Suhoor is the meal eaten before the fast begins, just before dawn. Health experts recommend lots of water and healthy food options to keep the body hydrated throughout the day.
This Arabic word means beginning the daily fast. It is a period of time, about 10 minutes, before the dawn prayer begins and when people, who have eaten suhoor, must stop eating.
A mosaharaty is a person that roams the streets waking Muslims just before dawn to have suhoor. The traditional job is fast disappearing from modern life but can still be found in some areas of Egypt and Indonesia. Some use drums while others recite prayers to wake the sleepers.
Qada means to make up for an Islamic duty that was missed. During Ramadan, this is typically referred to someone doing something to make up for missing a fast. Muslims are required to fast during Ramadan unless they are unwell, travelling or menstruating. Other reasons a Muslim might need to make up for missing a fast include accidentally eating or drinking, excessive bleeding or throwing up.

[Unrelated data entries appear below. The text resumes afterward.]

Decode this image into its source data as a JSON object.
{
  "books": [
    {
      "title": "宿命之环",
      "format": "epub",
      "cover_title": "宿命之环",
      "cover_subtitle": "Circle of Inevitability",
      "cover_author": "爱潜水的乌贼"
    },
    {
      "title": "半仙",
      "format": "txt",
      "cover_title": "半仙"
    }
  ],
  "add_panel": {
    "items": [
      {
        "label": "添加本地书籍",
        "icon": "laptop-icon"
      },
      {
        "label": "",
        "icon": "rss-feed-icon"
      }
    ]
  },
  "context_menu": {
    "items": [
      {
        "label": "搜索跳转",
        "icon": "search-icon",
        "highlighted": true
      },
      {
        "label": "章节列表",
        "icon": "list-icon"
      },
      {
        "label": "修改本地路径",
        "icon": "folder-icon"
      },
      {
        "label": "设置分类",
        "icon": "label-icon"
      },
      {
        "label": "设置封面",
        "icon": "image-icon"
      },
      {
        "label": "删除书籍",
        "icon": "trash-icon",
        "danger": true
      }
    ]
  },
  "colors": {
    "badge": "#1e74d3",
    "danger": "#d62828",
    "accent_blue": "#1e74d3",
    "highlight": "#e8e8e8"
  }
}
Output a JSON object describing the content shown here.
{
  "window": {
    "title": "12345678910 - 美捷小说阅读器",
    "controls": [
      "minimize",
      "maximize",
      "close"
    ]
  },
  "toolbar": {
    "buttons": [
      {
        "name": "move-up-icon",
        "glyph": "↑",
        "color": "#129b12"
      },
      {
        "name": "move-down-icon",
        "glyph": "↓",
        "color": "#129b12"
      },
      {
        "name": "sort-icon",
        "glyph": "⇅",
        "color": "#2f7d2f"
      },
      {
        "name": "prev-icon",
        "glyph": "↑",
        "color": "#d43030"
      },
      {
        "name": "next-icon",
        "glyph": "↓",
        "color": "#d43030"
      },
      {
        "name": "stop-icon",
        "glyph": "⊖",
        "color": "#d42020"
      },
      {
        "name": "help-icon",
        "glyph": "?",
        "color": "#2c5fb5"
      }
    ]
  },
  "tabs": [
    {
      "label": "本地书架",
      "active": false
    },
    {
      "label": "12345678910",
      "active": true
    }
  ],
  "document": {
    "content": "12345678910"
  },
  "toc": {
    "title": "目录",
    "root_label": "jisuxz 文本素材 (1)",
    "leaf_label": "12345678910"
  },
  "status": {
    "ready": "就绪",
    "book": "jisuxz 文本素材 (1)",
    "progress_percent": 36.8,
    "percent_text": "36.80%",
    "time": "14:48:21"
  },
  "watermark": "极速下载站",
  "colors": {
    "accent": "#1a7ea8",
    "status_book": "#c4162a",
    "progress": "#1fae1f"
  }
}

When a Muslim misses a fast for other reasons, they may need to carry out a penalty, which is called kaffara. This requires the individual to fast an additional 60 days. If they are unable to, they must instead feed 60 underprivileged people, with one average meal served to each.
Salah is prayer. Muslims are obliged to pray five times a day – fajr is the dawn prayer, dhuhr is in the afternoon, asr is in late afternoon, maghrib is the sunset prayer and isha is also a late evening prayer. During Ramadan, Muslims are encouraged to also pray tarawih – though this is not obligatory.

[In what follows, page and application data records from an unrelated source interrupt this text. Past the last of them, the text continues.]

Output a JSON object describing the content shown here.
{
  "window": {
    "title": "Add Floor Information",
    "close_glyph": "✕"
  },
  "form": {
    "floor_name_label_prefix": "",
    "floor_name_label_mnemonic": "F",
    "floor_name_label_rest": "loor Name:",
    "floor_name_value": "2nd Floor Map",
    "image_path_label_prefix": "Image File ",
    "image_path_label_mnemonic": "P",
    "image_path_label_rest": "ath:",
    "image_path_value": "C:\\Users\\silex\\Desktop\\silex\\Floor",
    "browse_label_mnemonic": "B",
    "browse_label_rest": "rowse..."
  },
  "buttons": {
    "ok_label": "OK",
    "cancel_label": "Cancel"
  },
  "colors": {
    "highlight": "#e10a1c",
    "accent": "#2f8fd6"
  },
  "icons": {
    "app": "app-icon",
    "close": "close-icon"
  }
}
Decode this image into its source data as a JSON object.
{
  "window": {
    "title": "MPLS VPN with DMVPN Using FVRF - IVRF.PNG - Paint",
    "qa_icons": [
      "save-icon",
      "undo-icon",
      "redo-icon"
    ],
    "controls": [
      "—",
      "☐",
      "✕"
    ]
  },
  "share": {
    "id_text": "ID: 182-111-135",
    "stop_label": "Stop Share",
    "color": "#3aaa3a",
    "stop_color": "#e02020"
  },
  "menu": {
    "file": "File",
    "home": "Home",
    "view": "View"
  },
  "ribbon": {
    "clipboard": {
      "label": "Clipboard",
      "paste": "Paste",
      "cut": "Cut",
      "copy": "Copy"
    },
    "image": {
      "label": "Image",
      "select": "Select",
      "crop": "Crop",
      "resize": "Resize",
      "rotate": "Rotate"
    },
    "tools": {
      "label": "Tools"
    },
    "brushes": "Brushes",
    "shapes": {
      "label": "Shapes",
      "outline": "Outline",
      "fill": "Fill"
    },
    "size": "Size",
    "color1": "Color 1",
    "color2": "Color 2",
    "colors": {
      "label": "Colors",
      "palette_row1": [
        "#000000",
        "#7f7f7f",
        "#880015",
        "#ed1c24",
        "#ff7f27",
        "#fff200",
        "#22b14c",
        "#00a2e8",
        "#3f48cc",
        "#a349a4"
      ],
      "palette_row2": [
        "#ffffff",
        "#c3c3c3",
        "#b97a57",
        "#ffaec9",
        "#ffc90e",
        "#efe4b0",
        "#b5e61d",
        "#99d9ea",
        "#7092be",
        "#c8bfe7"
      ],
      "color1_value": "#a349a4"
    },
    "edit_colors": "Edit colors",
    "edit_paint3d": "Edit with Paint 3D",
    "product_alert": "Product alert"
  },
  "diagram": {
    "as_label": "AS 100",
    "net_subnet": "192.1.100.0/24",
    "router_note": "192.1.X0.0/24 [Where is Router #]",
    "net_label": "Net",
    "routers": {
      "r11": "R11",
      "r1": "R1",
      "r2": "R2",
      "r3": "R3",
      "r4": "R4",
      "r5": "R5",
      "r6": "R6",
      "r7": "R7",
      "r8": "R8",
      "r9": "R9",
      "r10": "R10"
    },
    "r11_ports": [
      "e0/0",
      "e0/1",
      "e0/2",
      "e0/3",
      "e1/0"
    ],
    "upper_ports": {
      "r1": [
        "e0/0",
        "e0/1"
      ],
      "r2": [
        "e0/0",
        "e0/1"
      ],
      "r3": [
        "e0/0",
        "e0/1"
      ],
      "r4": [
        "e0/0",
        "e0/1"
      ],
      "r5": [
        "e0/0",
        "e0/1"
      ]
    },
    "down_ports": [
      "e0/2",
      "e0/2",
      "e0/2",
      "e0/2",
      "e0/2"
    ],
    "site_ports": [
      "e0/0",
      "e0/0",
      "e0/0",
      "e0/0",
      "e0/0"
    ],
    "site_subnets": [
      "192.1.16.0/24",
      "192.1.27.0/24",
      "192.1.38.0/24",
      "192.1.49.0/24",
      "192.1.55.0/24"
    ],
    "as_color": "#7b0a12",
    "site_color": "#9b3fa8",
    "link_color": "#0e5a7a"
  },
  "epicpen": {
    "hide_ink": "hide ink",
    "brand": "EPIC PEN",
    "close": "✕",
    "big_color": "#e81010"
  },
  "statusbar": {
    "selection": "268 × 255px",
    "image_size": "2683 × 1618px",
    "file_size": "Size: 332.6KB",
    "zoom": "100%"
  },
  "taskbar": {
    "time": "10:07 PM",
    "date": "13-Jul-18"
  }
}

Tarawih prayers take place after isha. These are extended prayers, typically performed in congregation at a mosque. During each nightly tarawih, an imam will recite one of the 30 sections of the Quran. This ensures the holy book is completed by the end of Ramadan. While regular prayers can take between five to 10 minutes, tarawih can take up to an hour.
12 Laylat Al Qadr

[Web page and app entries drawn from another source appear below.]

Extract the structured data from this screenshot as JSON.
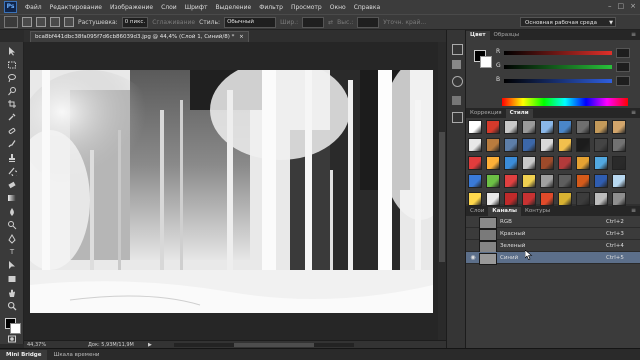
{
  "app": {
    "logo": "Ps"
  },
  "menu": [
    "Файл",
    "Редактирование",
    "Изображение",
    "Слои",
    "Шрифт",
    "Выделение",
    "Фильтр",
    "Просмотр",
    "Окно",
    "Справка"
  ],
  "options": {
    "feather_label": "Растушевка:",
    "feather_value": "0 пикс.",
    "antialias_label": "Сглаживание",
    "style_label": "Стиль:",
    "style_value": "Обычный",
    "width_label": "Шир.:",
    "height_label": "Выс.:",
    "refine_label": "Уточн. край..."
  },
  "workspace": {
    "label": "Основная рабочая среда"
  },
  "document": {
    "tab_title": "bca8bf441dbc38fa095f7d6cb86039d3.jpg @ 44,4% (Слой 1, Синий/8) *",
    "zoom": "44,37%",
    "doc_size": "Док: 5,93M/11,9M"
  },
  "bottom_tabs": [
    "Mini Bridge",
    "Шкала времени"
  ],
  "color_panel": {
    "tabs": [
      "Цвет",
      "Образцы"
    ],
    "sliders": [
      {
        "letter": "R",
        "value": "",
        "color": "#e0302a"
      },
      {
        "letter": "G",
        "value": "",
        "color": "#28c23a"
      },
      {
        "letter": "B",
        "value": "",
        "color": "#2f5fe0"
      }
    ]
  },
  "styles_panel": {
    "tabs": [
      "Коррекция",
      "Стили"
    ],
    "swatches": [
      "#ffffff",
      "#d53a2b",
      "#c8c8c8",
      "#9a9a9a",
      "#8ab7e8",
      "#4a86c8",
      "#6f6f6f",
      "#c49a5a",
      "#d2a56b",
      "#e8e8e8",
      "#b87b3e",
      "#5d7ea8",
      "#3c67a8",
      "#d9d9d9",
      "#f2c04d",
      "#1c1c1c",
      "#444444",
      "#727272",
      "#e23c3c",
      "#ffb037",
      "#3b8cd8",
      "#c9c9c9",
      "#9d4a2a",
      "#b23a3a",
      "#e6a232",
      "#52a8e0",
      "#2a2a2a",
      "#3a7ad8",
      "#6cbf45",
      "#e04040",
      "#f0d050",
      "#a0a0a0",
      "#5e5e5e",
      "#d45a1a",
      "#2f5db0",
      "#b8d8f0",
      "#ffd84d",
      "#e8e8e8",
      "#c02a2a",
      "#c83232",
      "#e04a2a",
      "#d8b232",
      "#3c3c3c",
      "#bdbdbd",
      "#8f8f8f"
    ]
  },
  "channels_panel": {
    "tabs": [
      "Слои",
      "Каналы",
      "Контуры"
    ],
    "channels": [
      {
        "name": "RGB",
        "shortcut": "Ctrl+2",
        "selected": false
      },
      {
        "name": "Красный",
        "shortcut": "Ctrl+3",
        "selected": false
      },
      {
        "name": "Зеленый",
        "shortcut": "Ctrl+4",
        "selected": false
      },
      {
        "name": "Синий",
        "shortcut": "Ctrl+5",
        "selected": true
      }
    ]
  }
}
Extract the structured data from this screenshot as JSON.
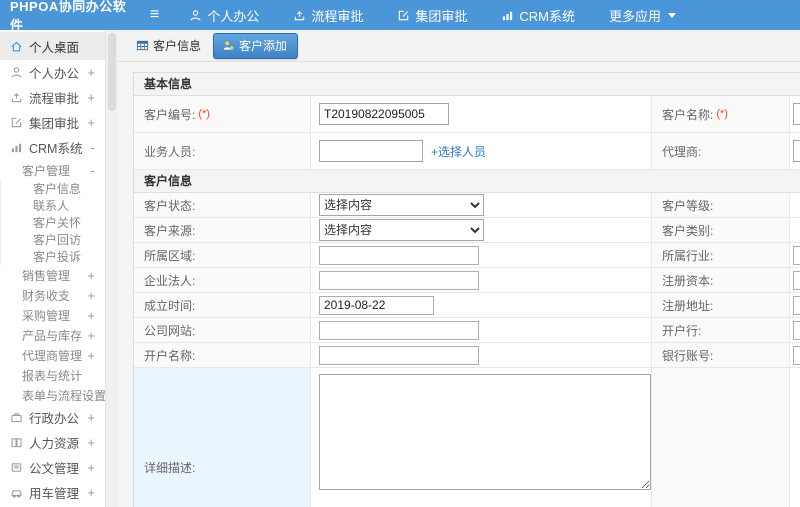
{
  "topbar": {
    "brand": "PHPOA协同办公软件",
    "nav": [
      {
        "label": "个人办公",
        "icon": "user"
      },
      {
        "label": "流程审批",
        "icon": "approval"
      },
      {
        "label": "集团审批",
        "icon": "edit"
      },
      {
        "label": "CRM系统",
        "icon": "chart"
      },
      {
        "label": "更多应用",
        "icon": "caret"
      }
    ]
  },
  "sidebar": {
    "items": [
      {
        "label": "个人桌面",
        "icon": "home",
        "level": 0,
        "active": true,
        "exp": ""
      },
      {
        "label": "个人办公",
        "icon": "user",
        "level": 0,
        "exp": "+"
      },
      {
        "label": "流程审批",
        "icon": "approval",
        "level": 0,
        "exp": "+"
      },
      {
        "label": "集团审批",
        "icon": "edit",
        "level": 0,
        "exp": "+"
      },
      {
        "label": "CRM系统",
        "icon": "chart",
        "level": 0,
        "exp": "-"
      },
      {
        "label": "客户管理",
        "level": 1,
        "exp": "-"
      },
      {
        "label": "客户信息",
        "level": 2,
        "exp": ""
      },
      {
        "label": "联系人",
        "level": 2,
        "exp": ""
      },
      {
        "label": "客户关怀",
        "level": 2,
        "exp": ""
      },
      {
        "label": "客户回访",
        "level": 2,
        "exp": ""
      },
      {
        "label": "客户投诉",
        "level": 2,
        "exp": ""
      },
      {
        "label": "销售管理",
        "level": 1,
        "exp": "+"
      },
      {
        "label": "财务收支",
        "level": 1,
        "exp": "+"
      },
      {
        "label": "采购管理",
        "level": 1,
        "exp": "+"
      },
      {
        "label": "产品与库存",
        "level": 1,
        "exp": "+"
      },
      {
        "label": "代理商管理",
        "level": 1,
        "exp": "+"
      },
      {
        "label": "报表与统计",
        "level": 1,
        "exp": ""
      },
      {
        "label": "表单与流程设置+",
        "level": 1,
        "exp": ""
      },
      {
        "label": "行政办公",
        "icon": "briefcase",
        "level": 0,
        "exp": "+"
      },
      {
        "label": "人力资源",
        "icon": "book",
        "level": 0,
        "exp": "+"
      },
      {
        "label": "公文管理",
        "icon": "doc",
        "level": 0,
        "exp": "+"
      },
      {
        "label": "用车管理",
        "icon": "car",
        "level": 0,
        "exp": "+"
      }
    ]
  },
  "tabs": [
    {
      "label": "客户信息",
      "icon": "grid",
      "active": false
    },
    {
      "label": "客户添加",
      "icon": "useradd",
      "active": true
    }
  ],
  "form": {
    "required_marker": "(*)",
    "choose_person_link": "+选择人员",
    "sections": [
      {
        "title": "基本信息",
        "rows": [
          {
            "label": "客户编号:",
            "required": true,
            "type": "text",
            "value": "T20190822095005",
            "label2": "客户名称:",
            "required2": true,
            "right_input": true
          },
          {
            "label": "业务人员:",
            "required": false,
            "type": "person-picker",
            "value": "",
            "label2": "代理商:",
            "required2": false,
            "right_input": true
          }
        ]
      },
      {
        "title": "客户信息",
        "rows": [
          {
            "label": "客户状态:",
            "type": "select",
            "value": "选择内容",
            "label2": "客户等级:",
            "right_input": false
          },
          {
            "label": "客户来源:",
            "type": "select",
            "value": "选择内容",
            "label2": "客户类别:",
            "right_input": false
          },
          {
            "label": "所属区域:",
            "type": "text",
            "value": "",
            "label2": "所属行业:",
            "right_input": true
          },
          {
            "label": "企业法人:",
            "type": "text",
            "value": "",
            "label2": "注册资本:",
            "right_input": true
          },
          {
            "label": "成立时间:",
            "type": "text",
            "value": "2019-08-22",
            "label2": "注册地址:",
            "right_input": true
          },
          {
            "label": "公司网站:",
            "type": "text",
            "value": "",
            "label2": "开户行:",
            "right_input": true
          },
          {
            "label": "开户名称:",
            "type": "text",
            "value": "",
            "label2": "银行账号:",
            "right_input": true
          },
          {
            "label": "详细描述:",
            "type": "textarea",
            "value": "",
            "label2": "",
            "right_input": false
          }
        ]
      }
    ]
  },
  "colors": {
    "topbar_blue": "#4a96d8",
    "active_tab_blue": "#3c82c4",
    "link_blue": "#2b7bc7",
    "required_red": "#ff4422"
  }
}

The final 10 days of Ramadan are considered the most holy because it is believed to have been the period in which the first verses of the Quran were revealed to Prophet Mohammed by the angel Jibril (Gabriel). Laylat Al Qadr, or the night of destiny, is believed to be one of the odd numbered nights during the final 10 days. During this period, Muslims increase their piety and it is said that acts of goodness and night prayers carried out on Laylat Al Qadr are better than those carried out over 83 years.
This means to isolate and dedicate one’s time to something. During the final 10 days of Ramadan, Muslims spend their days and nights at the mosque.
14 Eid Al Fitr
Eid Al Fitr is the religious holiday that celebrates the end of Ramadan. Iftar is a derivative of fitr, which means to eat or break the fast so Eid Al Fitr is the “festival of breaking the fast”. Fasting is not permitted during Eid Al Fitr. Muslims offer Eid prayers on this occasion.
15 Zakat and Zakat Al Fitr
Zakat is one of the five pillars of Islam. It means to donate a certain percentage of one’s wealth to charitable causes. Muslims around the world make donations during the Ramadan month. Zakat Al Fitr is paid before the Eid Al Fitr prayer at the end of Ramadan.